Brief - Where in the entries below does "title" appear? Copy every line that has it.
|---|
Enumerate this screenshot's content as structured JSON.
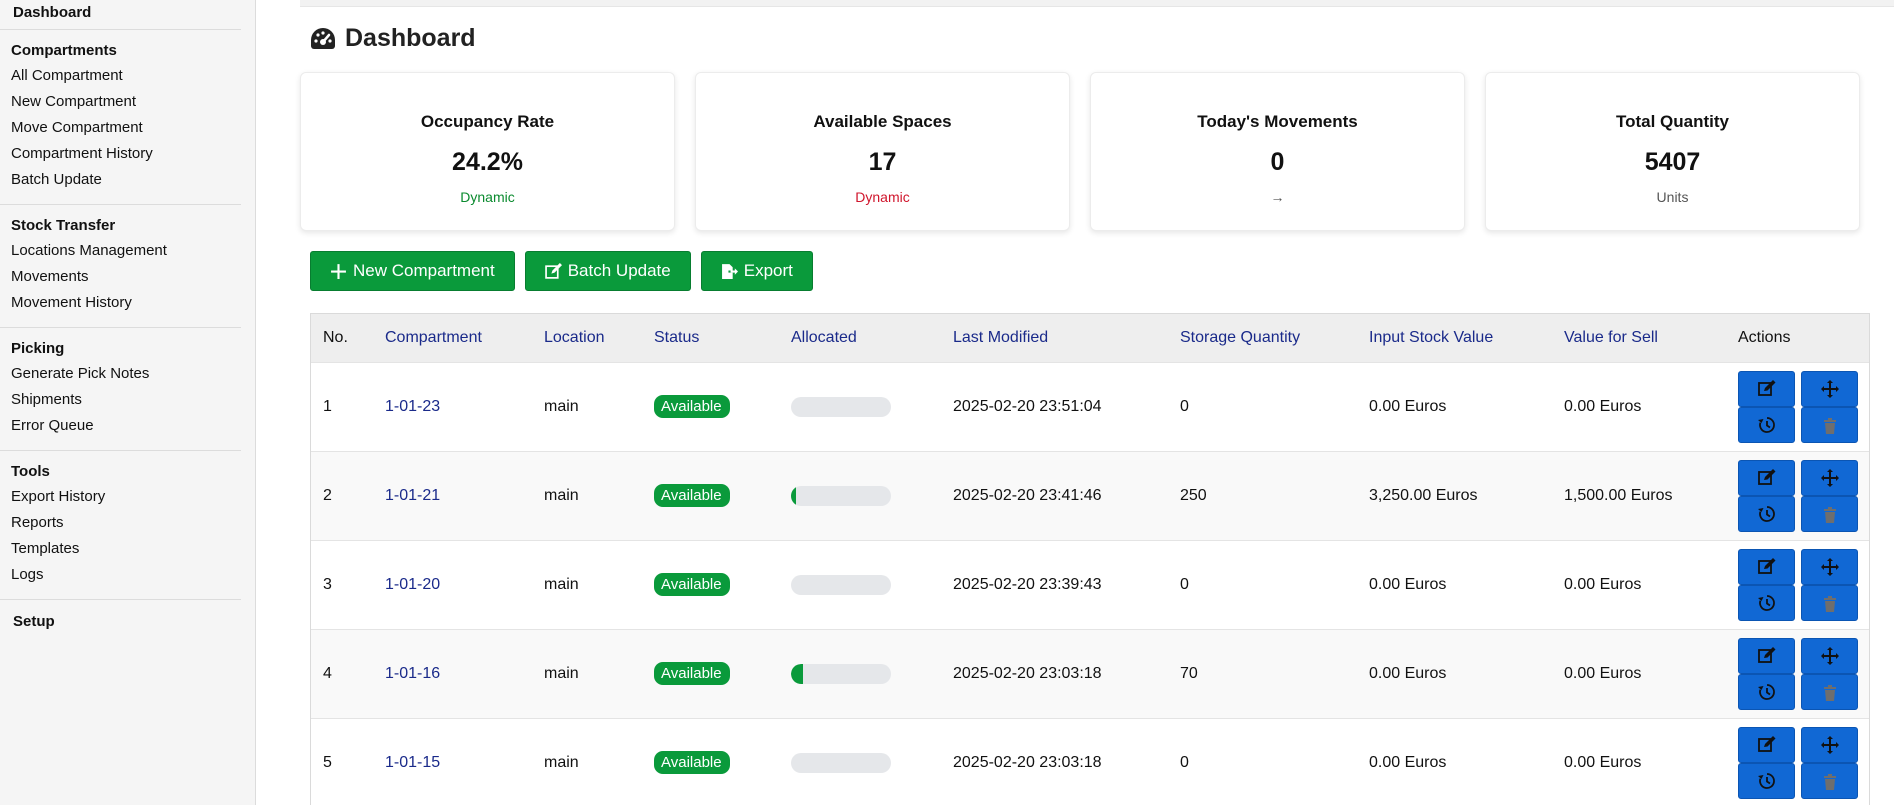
{
  "sidebar": {
    "top": "Dashboard",
    "sections": [
      {
        "title": "Compartments",
        "items": [
          "All Compartment",
          "New Compartment",
          "Move Compartment",
          "Compartment History",
          "Batch Update"
        ]
      },
      {
        "title": "Stock Transfer",
        "items": [
          "Locations Management",
          "Movements",
          "Movement History"
        ]
      },
      {
        "title": "Picking",
        "items": [
          "Generate Pick Notes",
          "Shipments",
          "Error Queue"
        ]
      },
      {
        "title": "Tools",
        "items": [
          "Export History",
          "Reports",
          "Templates",
          "Logs"
        ]
      }
    ],
    "setup": "Setup"
  },
  "page": {
    "title": "Dashboard",
    "icon": "gauge-icon"
  },
  "cards": [
    {
      "title": "Occupancy Rate",
      "value": "24.2%",
      "sub": "Dynamic",
      "sub_color": "#0a8a2e"
    },
    {
      "title": "Available Spaces",
      "value": "17",
      "sub": "Dynamic",
      "sub_color": "#d0152c"
    },
    {
      "title": "Today's Movements",
      "value": "0",
      "sub": "→",
      "sub_color": "#555555"
    },
    {
      "title": "Total Quantity",
      "value": "5407",
      "sub": "Units",
      "sub_color": "#555555"
    }
  ],
  "toolbar": {
    "new_label": "New Compartment",
    "batch_label": "Batch Update",
    "export_label": "Export"
  },
  "table": {
    "headers": [
      "No.",
      "Compartment",
      "Location",
      "Status",
      "Allocated",
      "Last Modified",
      "Storage Quantity",
      "Input Stock Value",
      "Value for Sell",
      "Actions"
    ],
    "rows": [
      {
        "no": "1",
        "compartment": "1-01-23",
        "location": "main",
        "status": "Available",
        "allocated": 0,
        "modified": "2025-02-20 23:51:04",
        "qty": "0",
        "input_value": "0.00 Euros",
        "sell_value": "0.00 Euros"
      },
      {
        "no": "2",
        "compartment": "1-01-21",
        "location": "main",
        "status": "Available",
        "allocated": 0.05,
        "modified": "2025-02-20 23:41:46",
        "qty": "250",
        "input_value": "3,250.00 Euros",
        "sell_value": "1,500.00 Euros"
      },
      {
        "no": "3",
        "compartment": "1-01-20",
        "location": "main",
        "status": "Available",
        "allocated": 0,
        "modified": "2025-02-20 23:39:43",
        "qty": "0",
        "input_value": "0.00 Euros",
        "sell_value": "0.00 Euros"
      },
      {
        "no": "4",
        "compartment": "1-01-16",
        "location": "main",
        "status": "Available",
        "allocated": 0.12,
        "modified": "2025-02-20 23:03:18",
        "qty": "70",
        "input_value": "0.00 Euros",
        "sell_value": "0.00 Euros"
      },
      {
        "no": "5",
        "compartment": "1-01-15",
        "location": "main",
        "status": "Available",
        "allocated": 0,
        "modified": "2025-02-20 23:03:18",
        "qty": "0",
        "input_value": "0.00 Euros",
        "sell_value": "0.00 Euros"
      }
    ],
    "action_icons": [
      "edit-icon",
      "move-icon",
      "history-icon",
      "delete-icon"
    ]
  },
  "colors": {
    "brand_green": "#0a9a3b",
    "action_blue": "#1168d4",
    "link_navy": "#1a2a8a"
  }
}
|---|
Response -
        "title": "Compartments",
        "title": "Stock Transfer",
        "title": "Picking",
        "title": "Tools",
    "title": "Dashboard",
      "title": "Occupancy Rate",
      "title": "Available Spaces",
      "title": "Today's Movements",
      "title": "Total Quantity",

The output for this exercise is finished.